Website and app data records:

◇ ◇ ◇ ◇

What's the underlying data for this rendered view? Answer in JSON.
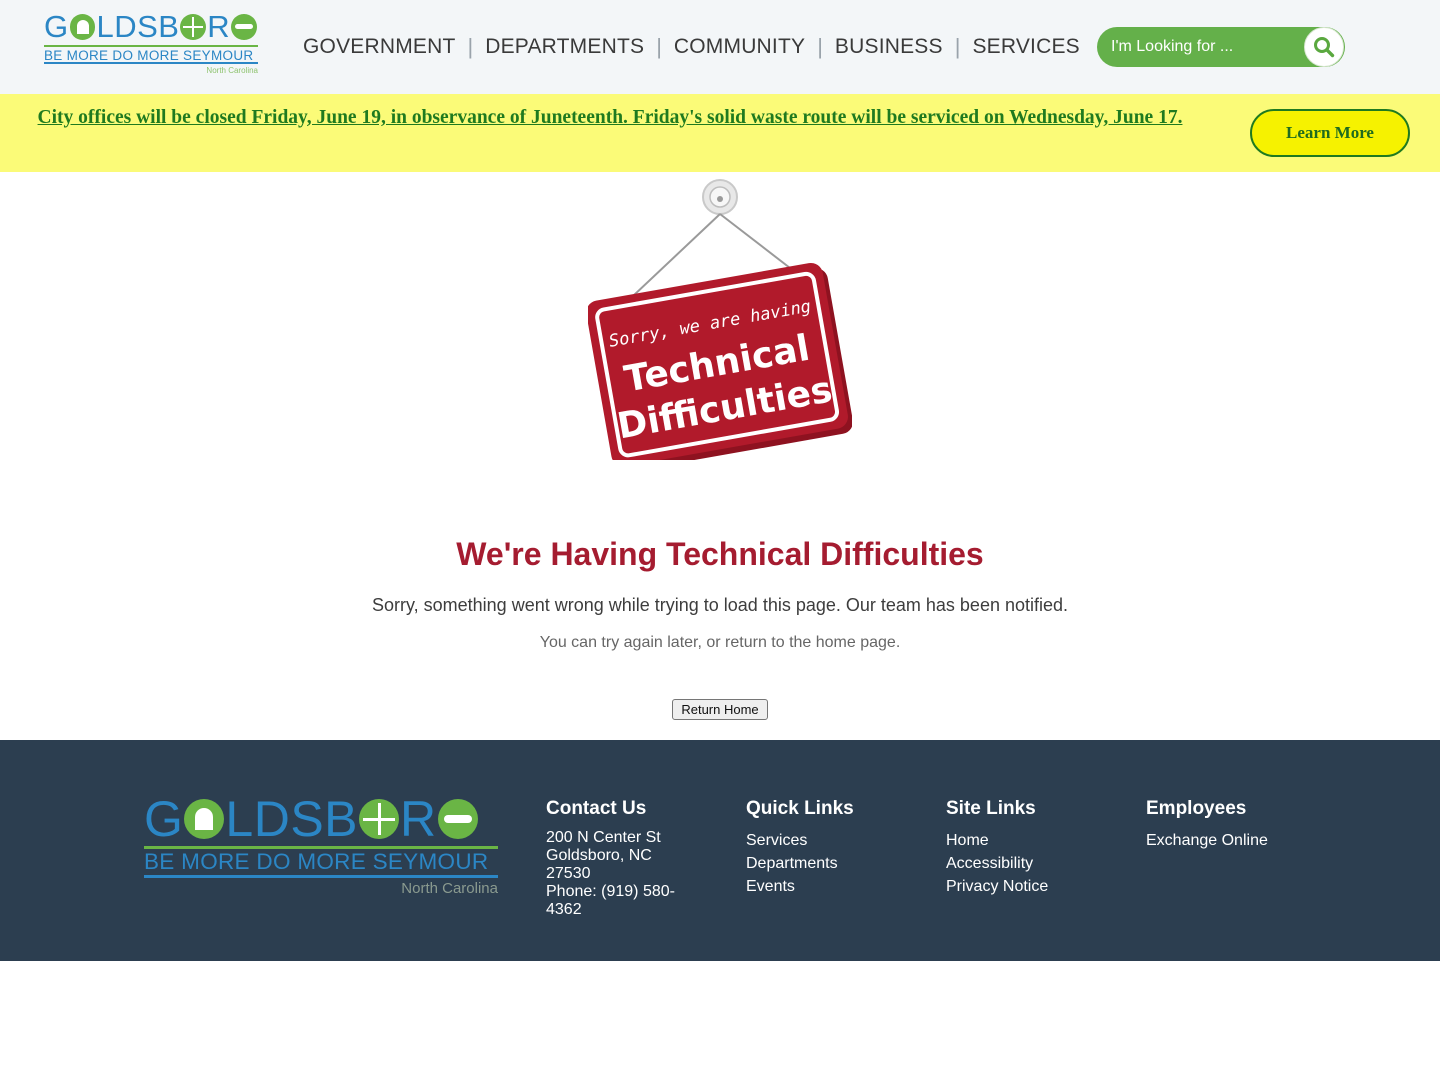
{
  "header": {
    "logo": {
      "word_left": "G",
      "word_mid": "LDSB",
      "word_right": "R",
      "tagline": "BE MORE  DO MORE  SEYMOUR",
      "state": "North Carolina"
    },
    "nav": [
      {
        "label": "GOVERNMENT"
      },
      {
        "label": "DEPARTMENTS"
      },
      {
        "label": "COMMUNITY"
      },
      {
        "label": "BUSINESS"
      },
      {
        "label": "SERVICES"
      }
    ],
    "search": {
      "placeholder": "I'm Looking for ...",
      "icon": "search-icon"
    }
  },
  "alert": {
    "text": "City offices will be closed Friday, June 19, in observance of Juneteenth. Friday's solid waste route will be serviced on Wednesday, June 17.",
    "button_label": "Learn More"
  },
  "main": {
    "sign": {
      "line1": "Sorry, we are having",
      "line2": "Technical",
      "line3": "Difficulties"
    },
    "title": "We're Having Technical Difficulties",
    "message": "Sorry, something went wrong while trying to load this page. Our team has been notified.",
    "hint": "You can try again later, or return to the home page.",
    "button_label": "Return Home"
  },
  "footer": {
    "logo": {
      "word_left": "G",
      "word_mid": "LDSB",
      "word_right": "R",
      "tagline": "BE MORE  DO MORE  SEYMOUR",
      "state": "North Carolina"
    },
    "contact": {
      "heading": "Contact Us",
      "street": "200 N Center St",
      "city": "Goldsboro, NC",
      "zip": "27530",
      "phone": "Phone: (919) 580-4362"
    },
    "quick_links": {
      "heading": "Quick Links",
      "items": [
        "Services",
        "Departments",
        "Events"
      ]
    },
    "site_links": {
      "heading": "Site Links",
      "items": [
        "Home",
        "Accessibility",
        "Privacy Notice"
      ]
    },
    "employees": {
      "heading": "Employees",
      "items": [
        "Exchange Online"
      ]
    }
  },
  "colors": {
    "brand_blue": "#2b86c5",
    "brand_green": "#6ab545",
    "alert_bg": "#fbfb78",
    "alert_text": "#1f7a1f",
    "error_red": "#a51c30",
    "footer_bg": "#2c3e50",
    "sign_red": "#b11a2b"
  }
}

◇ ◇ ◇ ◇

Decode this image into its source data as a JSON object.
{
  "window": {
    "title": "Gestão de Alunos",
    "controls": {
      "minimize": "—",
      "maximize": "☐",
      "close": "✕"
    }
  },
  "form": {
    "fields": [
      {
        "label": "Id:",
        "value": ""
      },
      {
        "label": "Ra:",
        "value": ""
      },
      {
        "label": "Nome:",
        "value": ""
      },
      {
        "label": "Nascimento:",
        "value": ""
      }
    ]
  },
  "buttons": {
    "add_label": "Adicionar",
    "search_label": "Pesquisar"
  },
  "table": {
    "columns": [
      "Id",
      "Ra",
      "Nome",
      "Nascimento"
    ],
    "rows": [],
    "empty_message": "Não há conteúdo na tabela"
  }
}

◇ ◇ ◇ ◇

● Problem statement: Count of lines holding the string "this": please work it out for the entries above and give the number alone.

● Response area: 3